The Invisible Man

The Invisible Man directed by Leigh Whannell, Blumhouse Productions, 2020 

Reviewed by Stephen Theaker

It was not so very long ago that many boys and men, when asked to choose a superpower, would without any hint of shame pick invisibility, with the express purpose of denying women and girls the right to privacy and dignity. The last big adaptation of the H.G. Wells novel, Paul Verhoeven’s Hollow Man in 2000, leant heavily into this aspect, Kevin Bacon playing a voyeur and a rapist.

This time the invisible man is not naked as he goes about his business and he is not, so far as we can tell, a voyeur. He doesn’t sexually assault his victim in the course of the film, though it’s established that he has in the past. This is instead a story about coercive control, illustrating how women trapped in such abusive relationships can be driven to actions that seem utterly irrational to society at large.

The film begins with Cecilia Kass (Elisabeth Moss) trying to escape from her own home. She has drugged her partner, Adrian Griffin (Oliver Jackson-Cohen), and in an excruciatingly tense sequence she tries to leave without rousing him.
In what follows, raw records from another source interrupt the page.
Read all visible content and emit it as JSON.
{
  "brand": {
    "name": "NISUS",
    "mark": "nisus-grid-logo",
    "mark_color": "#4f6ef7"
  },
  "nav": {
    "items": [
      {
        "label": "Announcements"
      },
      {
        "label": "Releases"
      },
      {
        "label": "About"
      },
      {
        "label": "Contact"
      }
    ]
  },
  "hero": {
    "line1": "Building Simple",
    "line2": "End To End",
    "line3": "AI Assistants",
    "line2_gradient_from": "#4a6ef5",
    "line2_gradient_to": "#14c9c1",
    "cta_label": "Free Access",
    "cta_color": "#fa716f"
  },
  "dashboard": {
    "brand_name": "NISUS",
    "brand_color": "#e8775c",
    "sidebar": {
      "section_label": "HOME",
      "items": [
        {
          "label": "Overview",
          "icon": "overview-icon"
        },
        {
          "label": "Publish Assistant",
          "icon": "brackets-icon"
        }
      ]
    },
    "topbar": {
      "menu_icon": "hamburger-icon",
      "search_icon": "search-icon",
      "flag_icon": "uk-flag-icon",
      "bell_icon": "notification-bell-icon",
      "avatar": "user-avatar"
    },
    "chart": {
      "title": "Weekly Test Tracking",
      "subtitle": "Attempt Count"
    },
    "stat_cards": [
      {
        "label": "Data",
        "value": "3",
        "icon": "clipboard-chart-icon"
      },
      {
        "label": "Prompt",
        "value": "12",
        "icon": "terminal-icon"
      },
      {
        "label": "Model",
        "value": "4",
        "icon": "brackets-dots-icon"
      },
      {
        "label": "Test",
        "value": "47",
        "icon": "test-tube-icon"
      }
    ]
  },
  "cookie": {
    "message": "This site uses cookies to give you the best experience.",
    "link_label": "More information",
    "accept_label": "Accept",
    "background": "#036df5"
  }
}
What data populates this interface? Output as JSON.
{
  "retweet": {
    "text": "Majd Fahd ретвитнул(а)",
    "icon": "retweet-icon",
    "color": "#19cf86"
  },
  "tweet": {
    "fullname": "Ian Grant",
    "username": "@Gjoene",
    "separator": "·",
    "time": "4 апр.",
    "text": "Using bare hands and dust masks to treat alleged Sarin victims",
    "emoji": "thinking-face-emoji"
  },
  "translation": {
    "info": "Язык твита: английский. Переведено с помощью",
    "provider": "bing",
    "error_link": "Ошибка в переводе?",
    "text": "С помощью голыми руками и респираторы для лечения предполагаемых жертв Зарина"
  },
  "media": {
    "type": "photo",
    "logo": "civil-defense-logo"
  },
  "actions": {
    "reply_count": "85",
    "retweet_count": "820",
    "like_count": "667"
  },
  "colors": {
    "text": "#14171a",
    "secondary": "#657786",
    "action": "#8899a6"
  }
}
Subsequently hiding at the house of her sister’s police officer boyfriend (Aldis Hodge), she struggles to feel safe, even after hearing the news that her ex has taken his own life.

An invisible person then begins to mess with her, the film adopting some of the tools of the Paranormal Activity series. The camera shows us scenes where nothing is happening, but we know something could happen at any time. We’re frightened by what it might be, but we don’t want to miss it when it does. So we scan the screen with the nervousness of our ancestors looking out of the cave at night. It’s as effective here as it was in Paranormal Activity and its sequels.

Elisabeth Moss is superb in the role of Cecilia. Like Andrew Lincoln in The Walking Dead, she is portraying a character pushed by the fantastical beyond what any human being should be expected to tolerate, and does it exceptionally well. It’s a story that could potentially have felt luridly over-the-top, like a glossy nineties thriller, but her performance keeps it grounded and believable.

Curiously, for a horror film, I don’t think anyone ever suggests the possibility that Cecilia is being haunted by her dead spouse. Nor do they seem to be aware of any other films starring the invisible man, nor of work being done on stealth suits, nor are they particularly suspicious of the brother-in-law who will presumably inherit everything if Cecilia loses her mind. But these are minor issues.

Some viewers may prefer the horror of the first half to the thriller it tends to be in the second half, but both parts are very well done. Film and television villains are sometimes quite restrained, but here we have one who, like the real men we can read about in the judgments of the Family Courts, will stop at nothing to get what he wants, to enforce his will. It makes for a chilling film, and perhaps even an important one. Four stars.